A virginal aspiring actress (Maggie McNamara) accompanies an architect (William Holden) to his apartment, where she soon meets his embittered would-be girlfriend (Dawn Addams) and Addams’ playboy father (David Niven) — who, naturally, becomes interested in McNamara.
Genres, Themes, Actors, and Directors:
- David Niven Films
- Love Triangle
- Morality Police
- Otto Preminger Films
- Play Adaptations
- Romantic Comedy
- Strong Females
- William Holden Films
Otto Preminger’s cinematic adaptation of F. Hugh Herbert’s 1951 Broadway play was notorious for its open discussion of topics such as virginity, pregnancy, mistresses, and seduction; indeed, the entire storyline focuses on a refreshingly candid young woman (McNamara) who refuses to play romantic games, and isn’t afraid to voice exactly what she wants. While the film is very much of its era in terms of gender politics, it also plays with such notions openly — for instance, McNamara hopes to marry an older man and doesn’t mind if he already has kids, yet she’s more interested in cooking meals than living a pampered life. McNamara (who looks distractingly like Jean Simmons, though others have noted her resemblance to Debbie Reynolds) is well-cast in the lead role — and though her cadence-filled voice takes some getting used to, it’s at least distinctive. While the script is certainly no longer scandalous, the film remains an interesting historical glimpse into what once passed as controversial.
Redeeming Qualities and Moments:
- Ernest Laszlo’s cinematography
No, but it’s worth a look.
One thought on “Moon is Blue, The (1953)”

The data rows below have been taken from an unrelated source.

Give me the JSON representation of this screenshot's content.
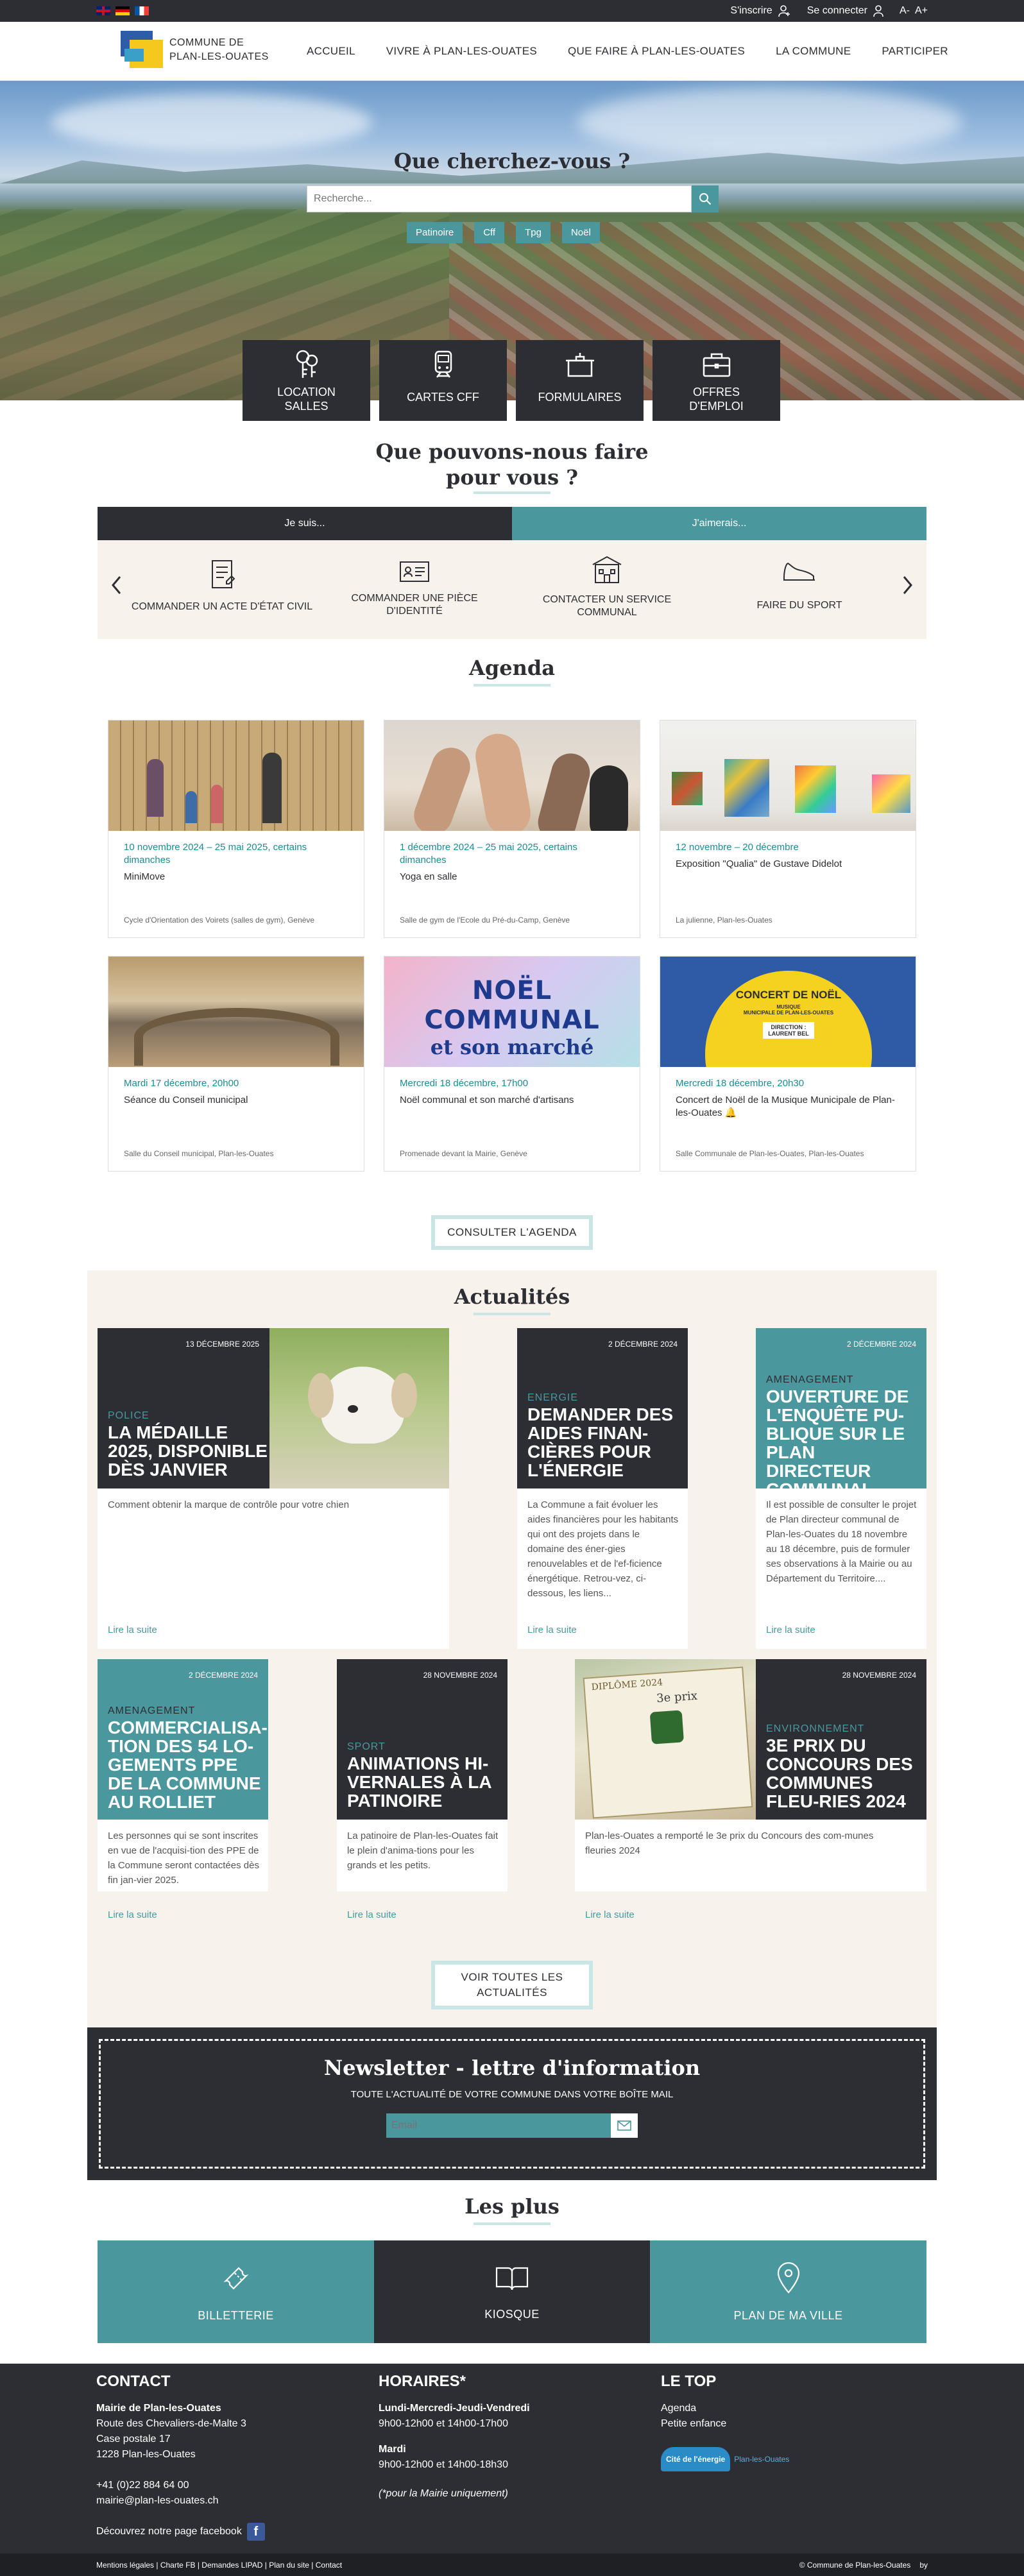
{
  "topbar": {
    "languages": [
      "en",
      "de",
      "fr"
    ],
    "register": "S'inscrire",
    "login": "Se connecter",
    "font_smaller": "A-",
    "font_larger": "A+"
  },
  "header": {
    "logo_line1": "COMMUNE DE",
    "logo_line2": "PLAN-LES-OUATES",
    "nav": [
      "ACCUEIL",
      "VIVRE À PLAN-LES-OUATES",
      "QUE FAIRE À PLAN-LES-OUATES",
      "LA COMMUNE",
      "PARTICIPER"
    ]
  },
  "hero": {
    "title": "Que cherchez-vous ?",
    "search_placeholder": "Recherche...",
    "tags": [
      "Patinoire",
      "Cff",
      "Tpg",
      "Noël"
    ]
  },
  "quick_links": [
    {
      "label": "LOCATION SALLES",
      "icon": "keys-icon"
    },
    {
      "label": "CARTES CFF",
      "icon": "train-icon"
    },
    {
      "label": "FORMULAIRES",
      "icon": "briefcase-form-icon"
    },
    {
      "label": "OFFRES D'EMPLOI",
      "icon": "briefcase-icon"
    }
  ],
  "services": {
    "title_line1": "Que pouvons-nous faire",
    "title_line2": "pour vous ?",
    "tab_left": "Je suis...",
    "tab_right": "J'aimerais...",
    "items": [
      {
        "label": "COMMANDER UN ACTE D'ÉTAT CIVIL",
        "icon": "document-icon"
      },
      {
        "label": "COMMANDER UNE PIÈCE D'IDENTITÉ",
        "icon": "id-card-icon"
      },
      {
        "label": "CONTACTER UN SERVICE COMMUNAL",
        "icon": "building-icon"
      },
      {
        "label": "FAIRE DU SPORT",
        "icon": "sneaker-icon"
      }
    ]
  },
  "agenda": {
    "title": "Agenda",
    "button": "CONSULTER L'AGENDA",
    "events": [
      {
        "date": "10 novembre 2024 – 25 mai 2025, certains dimanches",
        "title": "MiniMove",
        "place": "Cycle d'Orientation des Voirets (salles de gym), Genève"
      },
      {
        "date": "1 décembre 2024 – 25 mai 2025, certains dimanches",
        "title": "Yoga en salle",
        "place": "Salle de gym de l'Ecole du Pré-du-Camp, Genève"
      },
      {
        "date": "12 novembre – 20 décembre",
        "title": "Exposition \"Qualia\" de Gustave Didelot",
        "place": "La julienne, Plan-les-Ouates"
      },
      {
        "date": "Mardi 17 décembre, 20h00",
        "title": "Séance du Conseil municipal",
        "place": "Salle du Conseil municipal, Plan-les-Ouates"
      },
      {
        "date": "Mercredi 18 décembre, 17h00",
        "title": "Noël communal et son marché d'artisans",
        "place": "Promenade devant la Mairie, Genève"
      },
      {
        "date": "Mercredi 18 décembre, 20h30",
        "title": "Concert de Noël de la Musique Municipale de Plan-les-Ouates 🔔",
        "place": "Salle Communale de Plan-les-Ouates, Plan-les-Ouates"
      }
    ],
    "poster_noel_line1": "NOËL COMMUNAL",
    "poster_noel_line2": "et son marché",
    "poster_concert_line1": "CONCERT DE NOËL",
    "poster_concert_line2": "MUSIQUE",
    "poster_concert_line3": "MUNICIPALE DE PLAN-LES-OUATES",
    "poster_concert_line4": "DIRECTION :",
    "poster_concert_line5": "LAURENT BEL"
  },
  "news": {
    "title": "Actualités",
    "button_line1": "VOIR TOUTES LES",
    "button_line2": "ACTUALITÉS",
    "read_more": "Lire la suite",
    "items": [
      {
        "date": "13 DÉCEMBRE 2025",
        "category": "POLICE",
        "title": "LA MÉDAILLE 2025, DISPONIBLE DÈS JANVIER",
        "body": "Comment obtenir la marque de contrôle pour votre chien"
      },
      {
        "date": "2 DÉCEMBRE 2024",
        "category": "ENERGIE",
        "title": "DEMANDER DES AIDES FINAN-CIÈRES POUR L'ÉNERGIE",
        "body": "La Commune a fait évoluer les aides financières pour les habitants qui ont des projets dans le domaine des éner-gies renouvelables et de l'ef-ficience énergétique. Retrou-vez, ci-dessous, les liens..."
      },
      {
        "date": "2 DÉCEMBRE 2024",
        "category": "AMENAGEMENT",
        "title": "OUVERTURE DE L'ENQUÊTE PU-BLIQUE SUR LE PLAN DIRECTEUR COMMUNAL",
        "body": "Il est possible de consulter le projet de Plan directeur communal de Plan-les-Ouates du 18 novembre au 18 décembre, puis de formuler ses observations à la Mairie ou au Département du Territoire...."
      },
      {
        "date": "2 DÉCEMBRE 2024",
        "category": "AMENAGEMENT",
        "title": "COMMERCIALISA-TION DES 54 LO-GEMENTS PPE DE LA COMMUNE AU ROLLIET",
        "body": "Les personnes qui se sont inscrites en vue de l'acquisi-tion des PPE de la Commune seront contactées dès fin jan-vier 2025."
      },
      {
        "date": "28 NOVEMBRE 2024",
        "category": "SPORT",
        "title": "ANIMATIONS HI-VERNALES À LA PATINOIRE",
        "body": "La patinoire de Plan-les-Ouates fait le plein d'anima-tions pour les grands et les petits."
      },
      {
        "date": "28 NOVEMBRE 2024",
        "category": "ENVIRONNEMENT",
        "title": "3E PRIX DU CONCOURS DES COMMUNES FLEU-RIES 2024",
        "body": "Plan-les-Ouates a remporté le 3e prix du Concours des com-munes fleuries 2024"
      }
    ],
    "diploma_title": "DIPLÔME 2024",
    "diploma_prize": "3e prix"
  },
  "newsletter": {
    "title": "Newsletter - lettre d'information",
    "subtitle": "TOUTE L'ACTUALITÉ DE VOTRE COMMUNE DANS VOTRE BOÎTE MAIL",
    "placeholder": "Email"
  },
  "les_plus": {
    "title": "Les plus",
    "items": [
      {
        "label": "BILLETTERIE",
        "icon": "ticket-icon"
      },
      {
        "label": "KIOSQUE",
        "icon": "book-icon"
      },
      {
        "label": "PLAN DE MA VILLE",
        "icon": "map-pin-icon"
      }
    ]
  },
  "footer": {
    "contact_title": "CONTACT",
    "contact_name": "Mairie de Plan-les-Ouates",
    "contact_lines": [
      "Route des Chevaliers-de-Malte 3",
      "Case postale 17",
      "1228 Plan-les-Ouates"
    ],
    "phone": "+41 (0)22 884 64 00",
    "email": "mairie@plan-les-ouates.ch",
    "facebook": "Découvrez notre page facebook",
    "hours_title": "HORAIRES*",
    "hours_day1": "Lundi-Mercredi-Jeudi-Vendredi",
    "hours_time1": "9h00-12h00 et 14h00-17h00",
    "hours_day2": "Mardi",
    "hours_time2": "9h00-12h00 et 14h00-18h30",
    "hours_note": "(*pour la Mairie uniquement)",
    "top_title": "LE TOP",
    "top_links": [
      "Agenda",
      "Petite enfance"
    ],
    "energy_label": "Cité de l'énergie",
    "energy_sub": "Plan-les-Ouates"
  },
  "bottom": {
    "links": "Mentions légales | Charte FB | Demandes LIPAD | Plan du site | Contact",
    "copyright": "© Commune de Plan-les-Ouates",
    "by": "by"
  }
}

First viewing. Not must-see, though it may be of interest to film fanatics, historically, as being “instrumental in weakening the influence of the Production Code” (Wikipedia).

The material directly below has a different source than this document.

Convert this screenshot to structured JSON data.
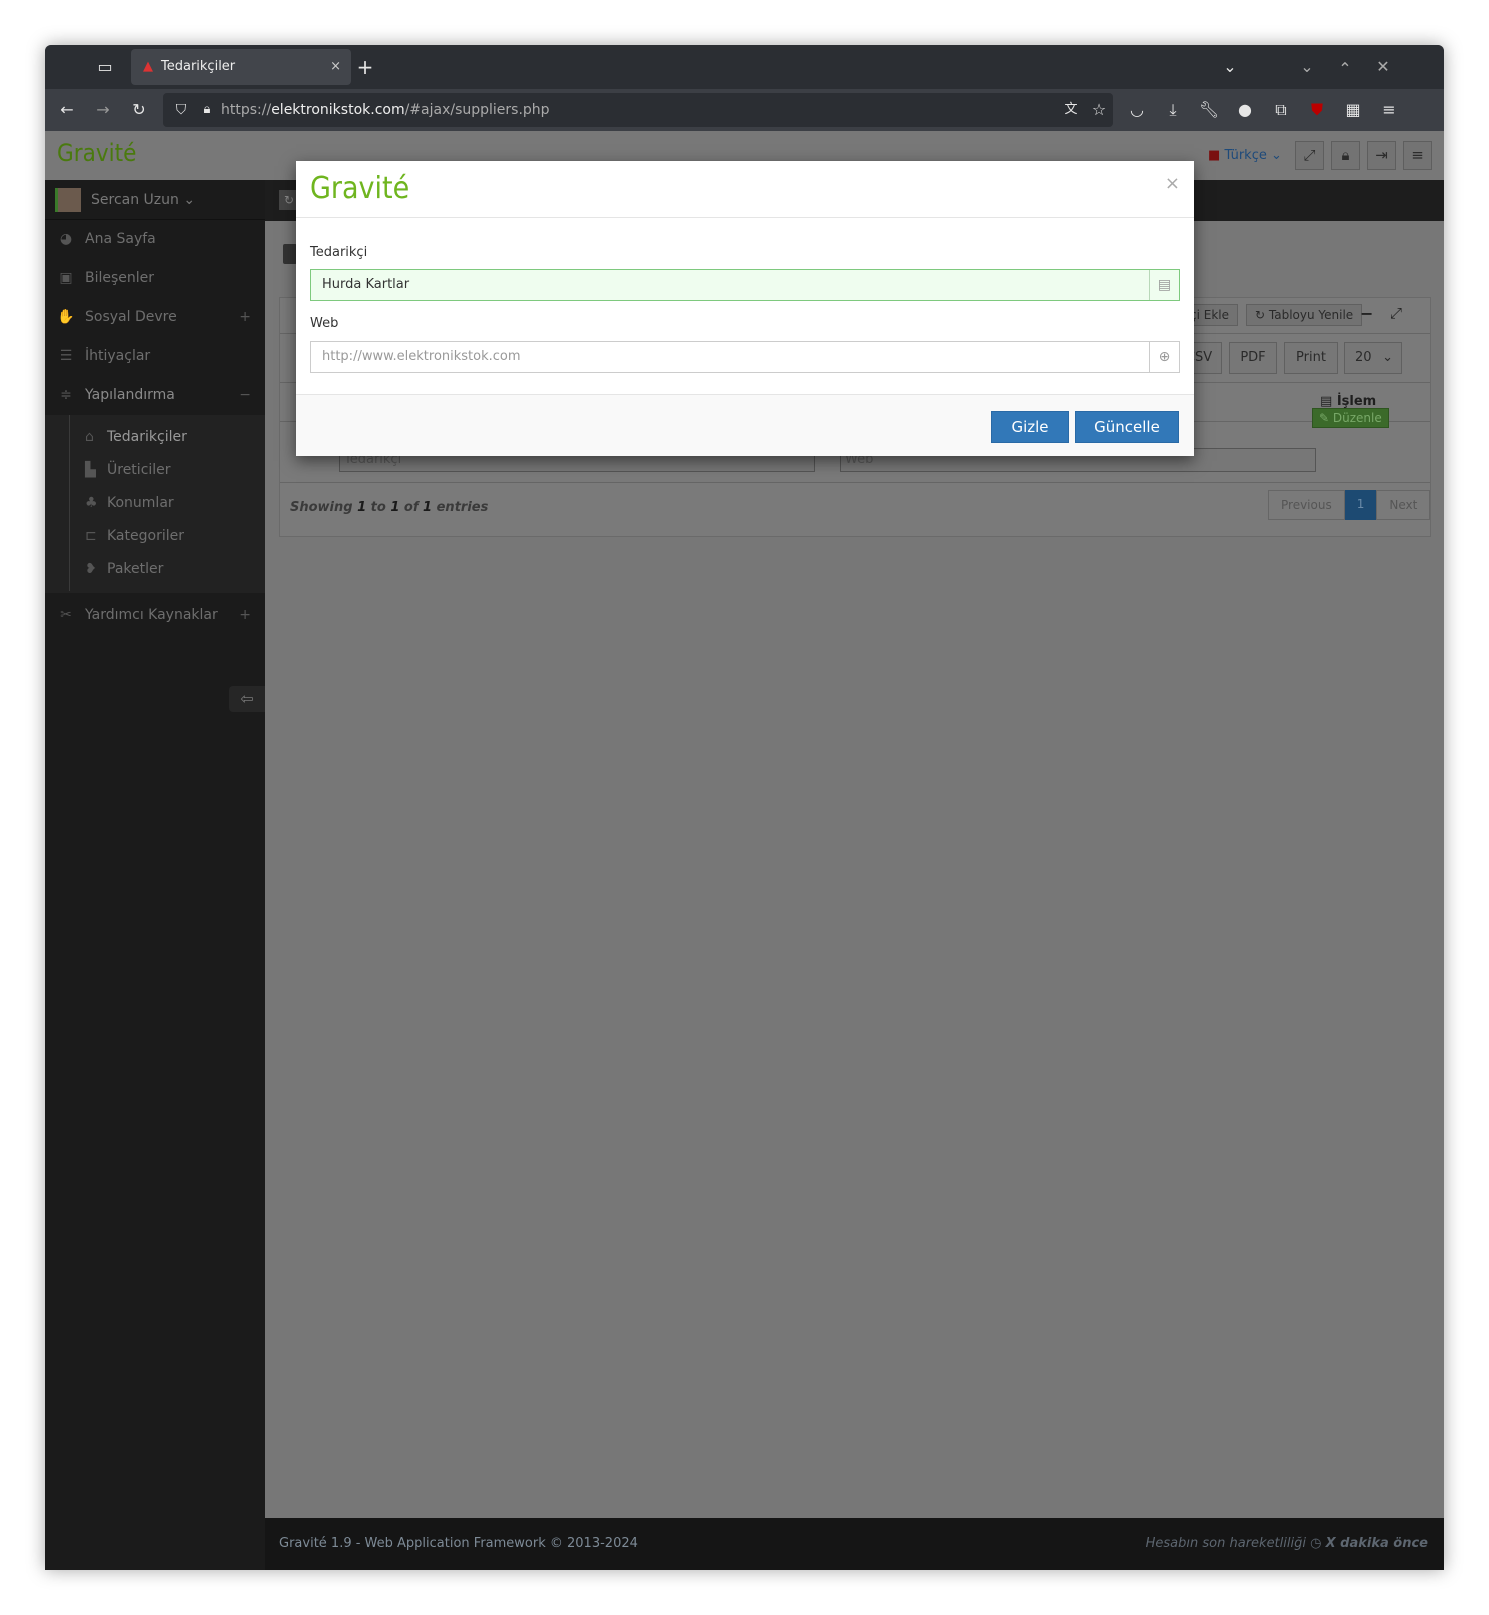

As per my post in ‘The ’40s-’50s in Film’ (fb):
“Y’know – I think I’ll buy some ham and eggs, too.”
‘The Moon Is Blue’ (1953): This is the Otto Preminger film that caused such a CONTROVERSIAL STIR because the script included the word ‘virgin’. ~ which apparently is something of an urban legend. (See Wikipedia link in comments for all that you may or may not need to know about this film.) It only made it to the screen because the original play (also directed by Preminger) ran on Broadway for close to 1,000 performances – so, of course, there was money to be made. Seen today, the film is not only innocuous (as many saw it at the time) but it’s even downright odd: a boy meets girl tale in which – yes – there is a lot of talk about sex (it’s an almost hopelessly talky flick), but there’s nothing remotely close to any actual sex… and there are only a couple of harmless kisses (or, as Madeline Kahn famously said, “No tongues!”). I do love how the quote above becomes ‘code’ for “You’re spending the night.” …What the film reveals now (and a viewing may be interesting on that count alone) is how panicked and messed-up ‘moral’ groups in the ’50s were about sex. (No one, of course, was supposed to have any sex at all before marriage and people were expected to be basically ignorant of their own bodies.) … This same sort-of ‘What should a good girl do?’ premise would pop up again in 1963 for ‘Sunday in New York’ (with Jane Fonda and Rod Taylor; still a much better, much funnier film). But, surprisingly – in a cast that boasts William Holden and David Niven – the leading lady Maggie McNamara turns in a rather charming (Oscar-nommed) performance as the “professional virgin” because she fully embraces the fluff of it all and goes at it with full-throttle conviction.